The implementation of the Basic Regulation and its implementing rules by Member States is subject to the European Union oversight. According to Article 85 of the Basic Regulation - Monitoring of Member States - the Agency shall assist the Commission in monitoring such implementation by conducting standardisation inspections and monitoring activities. Upon the standardisation inspection the Agency establishes an inspection report where it addresses findings identified during the inspection and which will be sent to the Member State concerned and to the Commission. In cases of non-compliance, the Commission may initiate an infringement procedure.
Additionally, in accordance with Article 67, the Commission, on its own initiative or at the request of a Member State or the Agency, may initiate a comitology procedure to decide whether a certificate issued or declaration made in accordance with the Basic Regulation or of delegated and implementing acts adopted on the basis thereof, effectively complies with them. In case of non-compliance, the Commission shall require, based on a recommendation of EASA, the Member State responsible of the oversight of a certificate to take appropriate corrective action, such as limitation or suspension of that certificate. Moreover, once the Commission issues such a decision, the obligation of mutual recognition of certificates ceases to apply to the other Member States. Once the Commission has sufficient evidence that appropriate corrective action has been taken, it will decide that mutual recognition shall be restored.
The oversight support mechanism in Article 66 is a new mechanism foreseen in the Basic Regulation meant to deal with situations where the Member State has shown a serious and persisting failure in complying with the safety provisions; in other words, it is a tool to react to immediate safety concerns.

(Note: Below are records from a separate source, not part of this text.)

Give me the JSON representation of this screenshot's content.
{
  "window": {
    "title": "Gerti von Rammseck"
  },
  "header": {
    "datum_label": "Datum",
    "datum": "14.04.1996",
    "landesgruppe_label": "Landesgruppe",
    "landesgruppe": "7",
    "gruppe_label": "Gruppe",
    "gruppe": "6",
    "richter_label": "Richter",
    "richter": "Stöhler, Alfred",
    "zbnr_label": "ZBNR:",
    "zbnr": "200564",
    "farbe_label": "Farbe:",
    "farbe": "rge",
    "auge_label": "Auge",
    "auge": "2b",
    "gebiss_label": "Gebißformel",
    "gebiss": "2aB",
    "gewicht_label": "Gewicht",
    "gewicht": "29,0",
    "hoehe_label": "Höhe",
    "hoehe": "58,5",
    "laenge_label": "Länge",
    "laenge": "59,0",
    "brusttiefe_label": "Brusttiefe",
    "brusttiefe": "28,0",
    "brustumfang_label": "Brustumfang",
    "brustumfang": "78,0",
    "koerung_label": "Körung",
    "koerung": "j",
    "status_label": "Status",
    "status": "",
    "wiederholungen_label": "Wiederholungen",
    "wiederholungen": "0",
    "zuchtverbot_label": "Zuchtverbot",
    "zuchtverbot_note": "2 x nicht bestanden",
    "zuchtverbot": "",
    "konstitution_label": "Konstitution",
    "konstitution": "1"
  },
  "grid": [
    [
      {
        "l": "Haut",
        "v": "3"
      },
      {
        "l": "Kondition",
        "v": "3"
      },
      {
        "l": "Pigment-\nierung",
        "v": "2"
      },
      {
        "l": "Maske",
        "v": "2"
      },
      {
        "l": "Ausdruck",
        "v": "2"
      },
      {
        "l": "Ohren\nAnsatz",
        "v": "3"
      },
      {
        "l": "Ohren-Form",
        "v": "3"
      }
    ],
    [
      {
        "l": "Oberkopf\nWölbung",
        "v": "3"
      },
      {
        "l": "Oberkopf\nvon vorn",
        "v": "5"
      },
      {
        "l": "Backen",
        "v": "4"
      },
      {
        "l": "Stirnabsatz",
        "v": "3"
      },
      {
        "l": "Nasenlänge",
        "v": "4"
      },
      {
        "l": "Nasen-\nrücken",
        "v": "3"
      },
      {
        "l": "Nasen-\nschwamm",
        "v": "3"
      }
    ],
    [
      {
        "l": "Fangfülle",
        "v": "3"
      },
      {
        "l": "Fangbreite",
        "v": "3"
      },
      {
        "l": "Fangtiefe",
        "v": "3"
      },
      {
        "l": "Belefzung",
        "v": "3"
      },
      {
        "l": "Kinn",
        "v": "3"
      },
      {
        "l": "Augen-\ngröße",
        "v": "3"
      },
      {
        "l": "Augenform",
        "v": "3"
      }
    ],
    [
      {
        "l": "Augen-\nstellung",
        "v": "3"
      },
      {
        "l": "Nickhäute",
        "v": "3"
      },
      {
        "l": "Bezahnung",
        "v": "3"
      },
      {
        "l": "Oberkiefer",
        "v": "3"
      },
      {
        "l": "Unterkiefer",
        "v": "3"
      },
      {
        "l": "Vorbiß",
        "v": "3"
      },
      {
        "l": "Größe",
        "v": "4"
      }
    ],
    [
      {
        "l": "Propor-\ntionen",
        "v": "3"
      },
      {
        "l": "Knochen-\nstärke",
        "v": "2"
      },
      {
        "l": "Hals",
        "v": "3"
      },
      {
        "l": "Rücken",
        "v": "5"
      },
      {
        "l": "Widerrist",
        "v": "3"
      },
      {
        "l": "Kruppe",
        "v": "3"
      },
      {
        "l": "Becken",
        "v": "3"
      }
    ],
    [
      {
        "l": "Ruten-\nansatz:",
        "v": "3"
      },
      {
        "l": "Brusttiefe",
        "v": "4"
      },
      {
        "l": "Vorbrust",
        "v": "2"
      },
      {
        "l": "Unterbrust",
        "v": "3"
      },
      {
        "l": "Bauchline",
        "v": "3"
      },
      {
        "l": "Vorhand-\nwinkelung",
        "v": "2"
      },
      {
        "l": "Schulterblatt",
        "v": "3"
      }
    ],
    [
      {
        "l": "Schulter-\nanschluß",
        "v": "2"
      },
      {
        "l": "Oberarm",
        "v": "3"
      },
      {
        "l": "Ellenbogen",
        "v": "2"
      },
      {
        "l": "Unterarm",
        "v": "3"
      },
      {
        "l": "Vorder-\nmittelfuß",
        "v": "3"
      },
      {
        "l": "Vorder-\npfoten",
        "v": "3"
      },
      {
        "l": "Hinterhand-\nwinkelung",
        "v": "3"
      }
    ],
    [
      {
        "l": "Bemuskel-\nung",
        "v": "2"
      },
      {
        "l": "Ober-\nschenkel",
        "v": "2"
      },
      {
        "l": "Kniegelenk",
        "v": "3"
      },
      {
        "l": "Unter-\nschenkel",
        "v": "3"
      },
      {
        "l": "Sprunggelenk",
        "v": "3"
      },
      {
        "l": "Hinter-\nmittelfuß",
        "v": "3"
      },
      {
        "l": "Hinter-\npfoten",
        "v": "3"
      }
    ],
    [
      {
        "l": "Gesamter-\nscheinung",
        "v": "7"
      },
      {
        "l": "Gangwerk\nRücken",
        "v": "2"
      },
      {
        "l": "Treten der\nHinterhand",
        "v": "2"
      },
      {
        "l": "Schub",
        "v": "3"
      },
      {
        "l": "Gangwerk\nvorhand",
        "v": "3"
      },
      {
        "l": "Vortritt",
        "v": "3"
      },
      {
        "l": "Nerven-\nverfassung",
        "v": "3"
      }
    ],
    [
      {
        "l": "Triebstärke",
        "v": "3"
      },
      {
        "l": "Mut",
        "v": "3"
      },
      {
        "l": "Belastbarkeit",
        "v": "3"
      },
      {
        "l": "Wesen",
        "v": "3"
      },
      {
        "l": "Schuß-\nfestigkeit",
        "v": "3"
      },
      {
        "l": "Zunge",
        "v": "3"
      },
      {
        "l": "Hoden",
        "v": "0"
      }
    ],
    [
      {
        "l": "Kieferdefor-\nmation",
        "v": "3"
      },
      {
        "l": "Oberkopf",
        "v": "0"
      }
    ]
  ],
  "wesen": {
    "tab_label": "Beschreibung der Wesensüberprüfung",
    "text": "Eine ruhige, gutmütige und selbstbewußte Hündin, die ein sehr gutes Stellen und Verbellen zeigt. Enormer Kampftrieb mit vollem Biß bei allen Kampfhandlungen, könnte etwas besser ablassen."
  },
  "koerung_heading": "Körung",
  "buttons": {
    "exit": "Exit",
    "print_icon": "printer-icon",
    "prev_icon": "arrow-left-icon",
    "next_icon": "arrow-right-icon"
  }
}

Article 66 of the Basic Regulation provides that in certain cases and only when the conditions described in the article the Commission can request the Member State concerned and EASA to establish jointly a temporary technical assistance programme, where the Agency would help the Member State to restore the acceptable level of safety. In accordance to Article 66 (2), during the oversight support programme, the Member State and the Agency would work together and the operations in the affected Member State can continue while the deficiencies are corrected, hence no negative impact to the aviation industry in the concerned Member State.
It is also important to note, that differently to Articles 64 and 65 of the new Basic Regulation, the support mechanism does not result in reallocation of responsibilities for the tasks related to certification, oversight and enforcement. This means that even during the oversight support programme, the Member State concerned remains responsible for its tasks, Article 66 (2).
While the Commission has a power to request that the Member State concerned and EASA establish an oversight support programme and the Member State concerned should make all possible efforts to restore its ability to perform its tasks, the article also provides a Member State a possibility to step out from the programme. If the Member State concerned recognises that the programme cannot be successfully implemented as planned, it should inform the Commission, and either reallocate responsibility for the certification, oversight and enforcement tasks to which the deficiencies pertain to the Agency or another Member State, or take other measures to resolve the deficiencies (Article 66(4).